The answer must be every line of the data that holds the word "selected".

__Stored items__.
------------------------------

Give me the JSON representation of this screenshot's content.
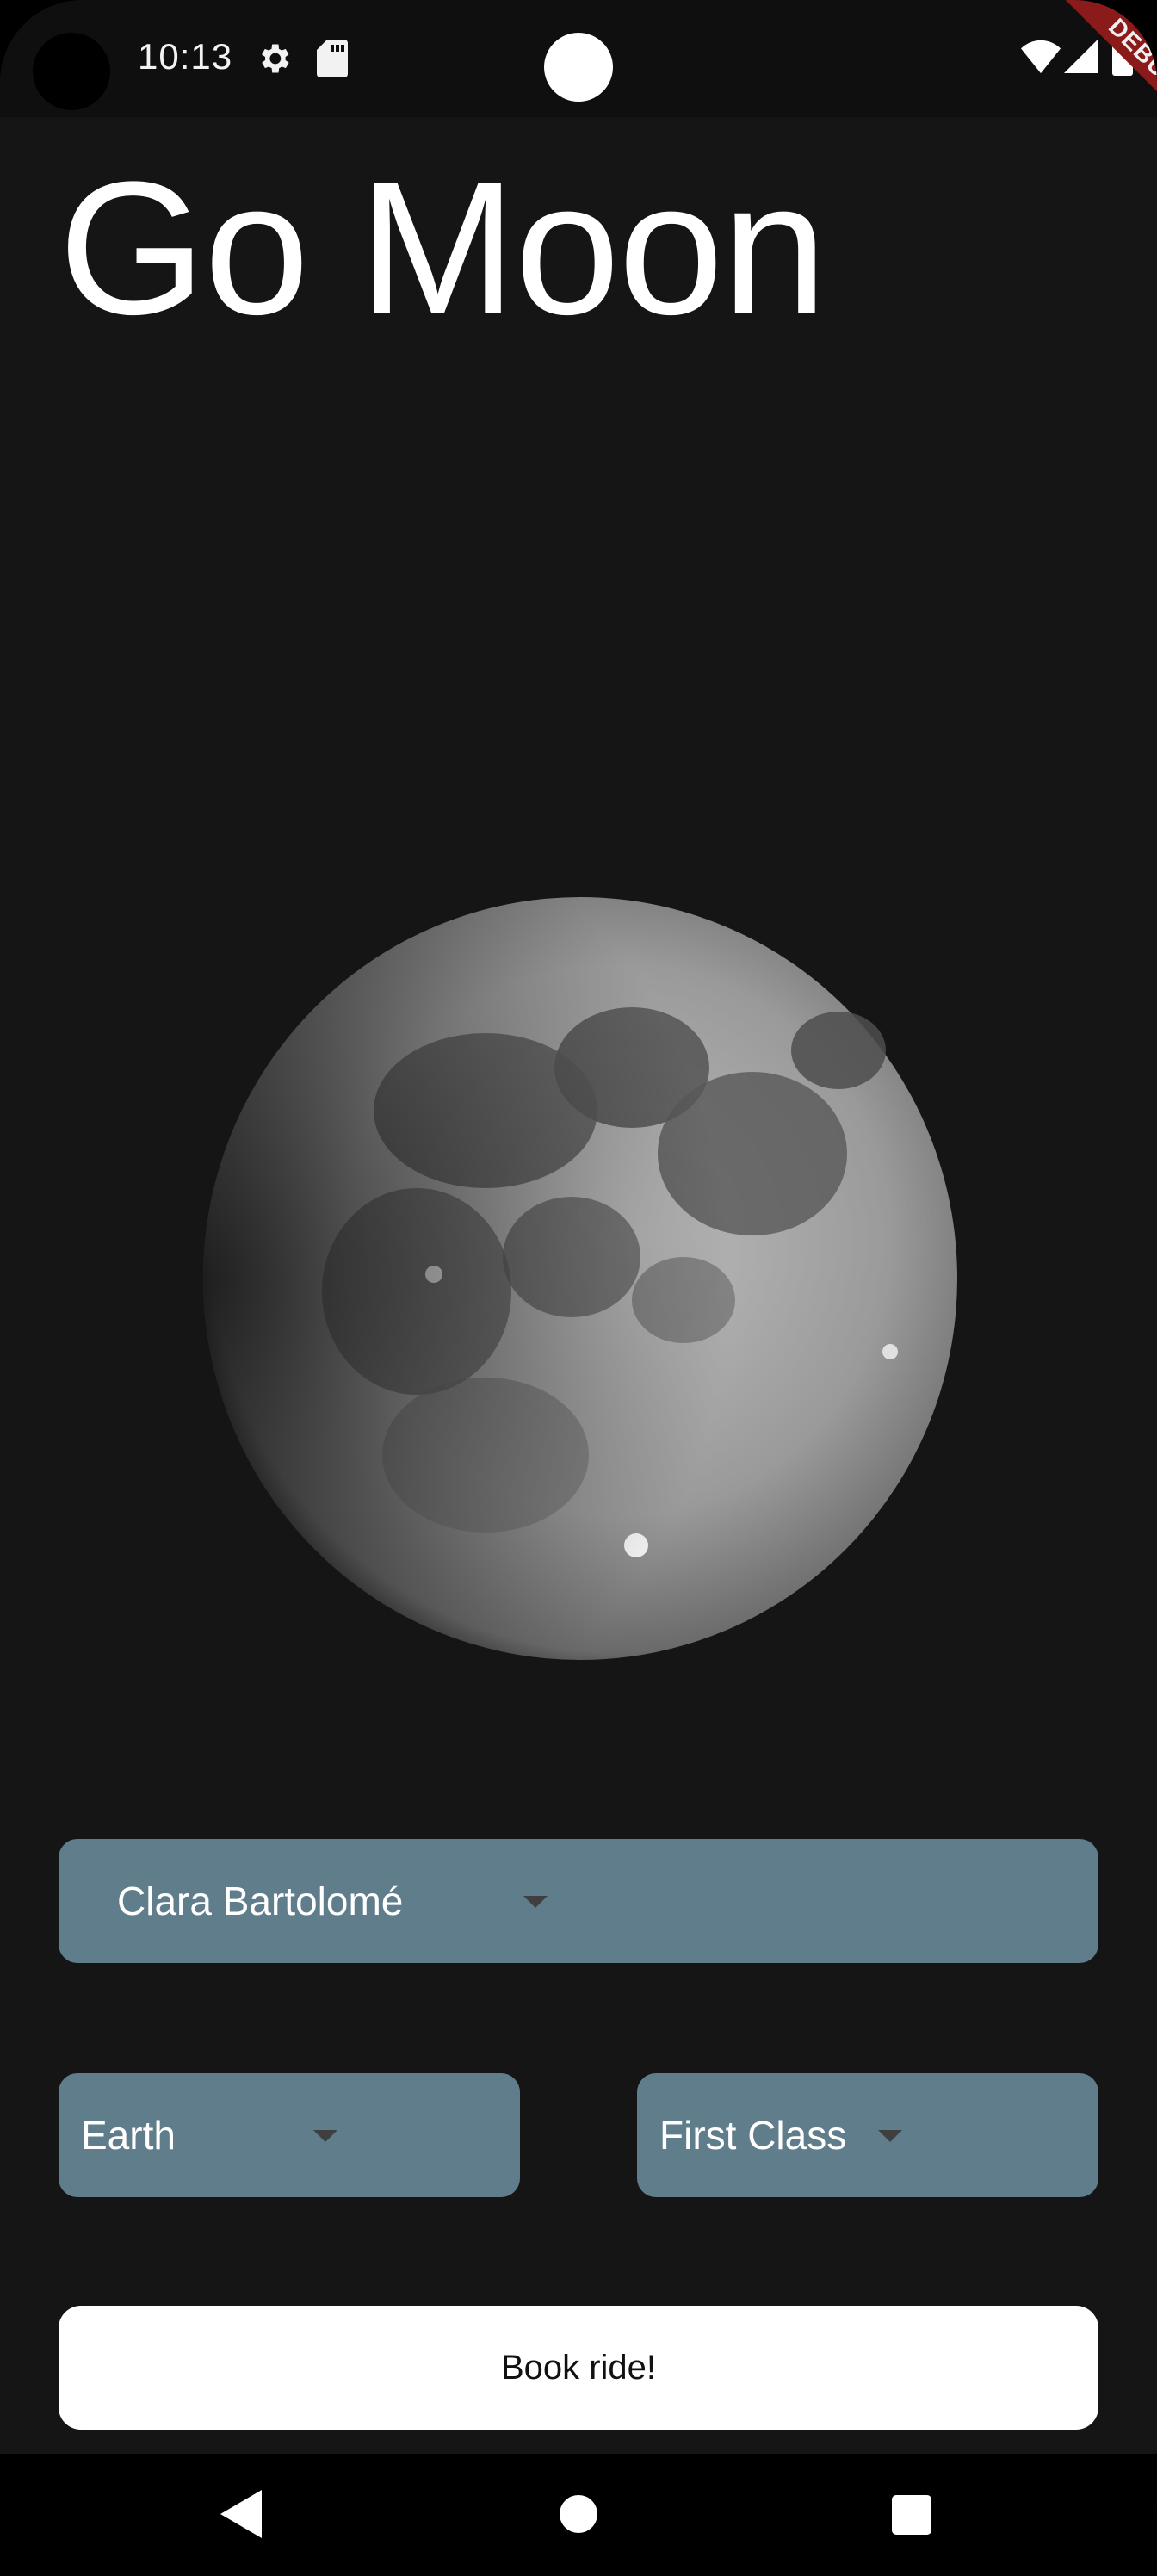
{
  "status_bar": {
    "time": "10:13",
    "icons": [
      "camera-cutout",
      "gear-icon",
      "sd-card-icon",
      "notification-dot",
      "wifi-icon",
      "signal-icon",
      "battery-icon"
    ],
    "debug_label": "DEBUG"
  },
  "app": {
    "title": "Go Moon",
    "hero_image": "moon-image"
  },
  "form": {
    "user_select": {
      "selected": "Clara Bartolomé"
    },
    "destination_select": {
      "selected": "Earth"
    },
    "class_select": {
      "selected": "First Class"
    },
    "book_button_label": "Book ride!"
  },
  "nav_bar": {
    "icons": [
      "back-icon",
      "home-icon",
      "recents-icon"
    ]
  },
  "colors": {
    "background": "#151515",
    "dropdown": "#607d8b",
    "button": "#ffffff",
    "text": "#ffffff"
  }
}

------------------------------

__Exercise result__.
      "selected": "Clara Bartolomé"
      "selected": "Earth"
      "selected": "First Class"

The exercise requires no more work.